Data under study –
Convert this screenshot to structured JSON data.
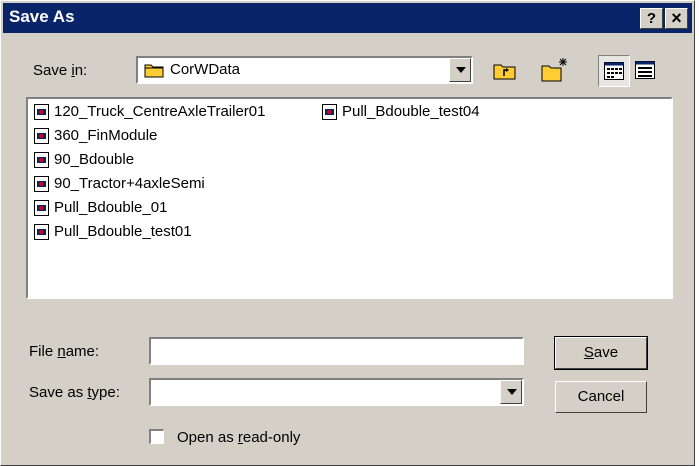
{
  "window": {
    "title": "Save As",
    "help_button": "?",
    "close_button": "×"
  },
  "save_in": {
    "label_pre": "Save ",
    "label_key": "i",
    "label_post": "n:",
    "value": "CorWData",
    "icon": "folder-icon"
  },
  "toolbar": {
    "buttons": [
      "up-one-level-icon",
      "create-new-folder-icon",
      "list-view-icon",
      "details-view-icon"
    ],
    "active_view": "list"
  },
  "files": [
    "120_Truck_CentreAxleTrailer01",
    "360_FinModule",
    "90_Bdouble",
    "90_Tractor+4axleSemi",
    "Pull_Bdouble_01",
    "Pull_Bdouble_test01",
    "Pull_Bdouble_test04"
  ],
  "file_name": {
    "label_pre": "File ",
    "label_key": "n",
    "label_post": "ame:",
    "value": ""
  },
  "save_as_type": {
    "label_pre": "Save as ",
    "label_key": "t",
    "label_post": "ype:",
    "value": ""
  },
  "buttons": {
    "save_key": "S",
    "save_rest": "ave",
    "cancel": "Cancel"
  },
  "read_only": {
    "label_pre": "Open as ",
    "label_key": "r",
    "label_post": "ead-only",
    "checked": false
  },
  "colors": {
    "titlebar": "#0a246a",
    "face": "#d4d0c8",
    "folder": "#ffcc33"
  }
}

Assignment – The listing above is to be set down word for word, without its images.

Exercise result –
Convert this screenshot to structured JSON data.
{
  "window": {
    "title": "Save As",
    "help_button": "?",
    "close_button": "×"
  },
  "save_in": {
    "label_pre": "Save ",
    "label_key": "i",
    "label_post": "n:",
    "value": "CorWData",
    "icon": "folder-icon"
  },
  "toolbar": {
    "buttons": [
      "up-one-level-icon",
      "create-new-folder-icon",
      "list-view-icon",
      "details-view-icon"
    ],
    "active_view": "list"
  },
  "files": [
    "120_Truck_CentreAxleTrailer01",
    "360_FinModule",
    "90_Bdouble",
    "90_Tractor+4axleSemi",
    "Pull_Bdouble_01",
    "Pull_Bdouble_test01",
    "Pull_Bdouble_test04"
  ],
  "file_name": {
    "label_pre": "File ",
    "label_key": "n",
    "label_post": "ame:",
    "value": ""
  },
  "save_as_type": {
    "label_pre": "Save as ",
    "label_key": "t",
    "label_post": "ype:",
    "value": ""
  },
  "buttons": {
    "save_key": "S",
    "save_rest": "ave",
    "cancel": "Cancel"
  },
  "read_only": {
    "label_pre": "Open as ",
    "label_key": "r",
    "label_post": "ead-only",
    "checked": false
  },
  "colors": {
    "titlebar": "#0a246a",
    "face": "#d4d0c8",
    "folder": "#ffcc33"
  }
}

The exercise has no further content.